When I am not advocating in schools or via social media, I am helping out with organizations that share my goals, or teaching, singing and doing photography. I also enjoy spending time with my friends, my mom and my two dogs! 

If I could give advice to parents that have a child with a craniofacial difference, I would tell them, first and foremost, you are not alone and there is a community of people out there waiting to embrace you and tell you its going to be okay! Secondly, I would advise parents to focus on what your child can do rather than what they are struggling with. This strength-based approach has a strange way of helping children accomplish their goals. I would also tell those parents that one day down the line, their children are going to look them in the eye and thank them for all they have done for them. And they will sure as heck mean it with every fiber of their being. I am continually grateful for my family--to them I say, I wouldn’t have been able to get through it without them! 

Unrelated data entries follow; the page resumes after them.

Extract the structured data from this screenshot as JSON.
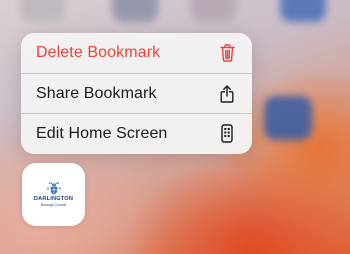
{
  "colors": {
    "destructive": "#e8453c",
    "text": "#1c1c1e",
    "menu_background": "#f4f2f4",
    "brand_blue": "#1d3f7a"
  },
  "context_menu": {
    "items": [
      {
        "label": "Delete Bookmark",
        "icon": "trash-icon",
        "destructive": true
      },
      {
        "label": "Share Bookmark",
        "icon": "share-icon",
        "destructive": false
      },
      {
        "label": "Edit Home Screen",
        "icon": "phone-icon",
        "destructive": false
      }
    ]
  },
  "bookmark": {
    "name": "DARLINGTON",
    "subtitle": "Borough Council",
    "icon": "crest-icon"
  }
}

When I speak to children who notice that they are different, I tell them to embrace that difference! I tell them that there will be some people in the world that may not have the most appropriate ways of interacting with them, but there is also a large community out there who will stand with them and shout their worth.  Though you may feel different, you may very well have a kindness army on your side! Whatever challenges you face, you are stronger, braver and more capable than you even know. Trust that time will heal many of your wounds and build your confidence. This is your life so own it!

About Rena:

Rena Rosen is the founder of ‘Art of Compassion’, a platform dedicated to creating a higher level of acceptance, appreciation and understanding of physical differences among parents and children in our community. Since creating 'Art of Compassion', Rena has spoken at over a dozen schools, summer camps, and organizations. She has co-authored and published the children’s book, The Courage to Be Kind, with her friend Jenny Levin, and has established a large social media following through her Facebook page. She is also involved with ‘Changing the Face of Beauty’, an organization that provides a platform for individuals with disabilities to speak out about inclusion in advertising and media.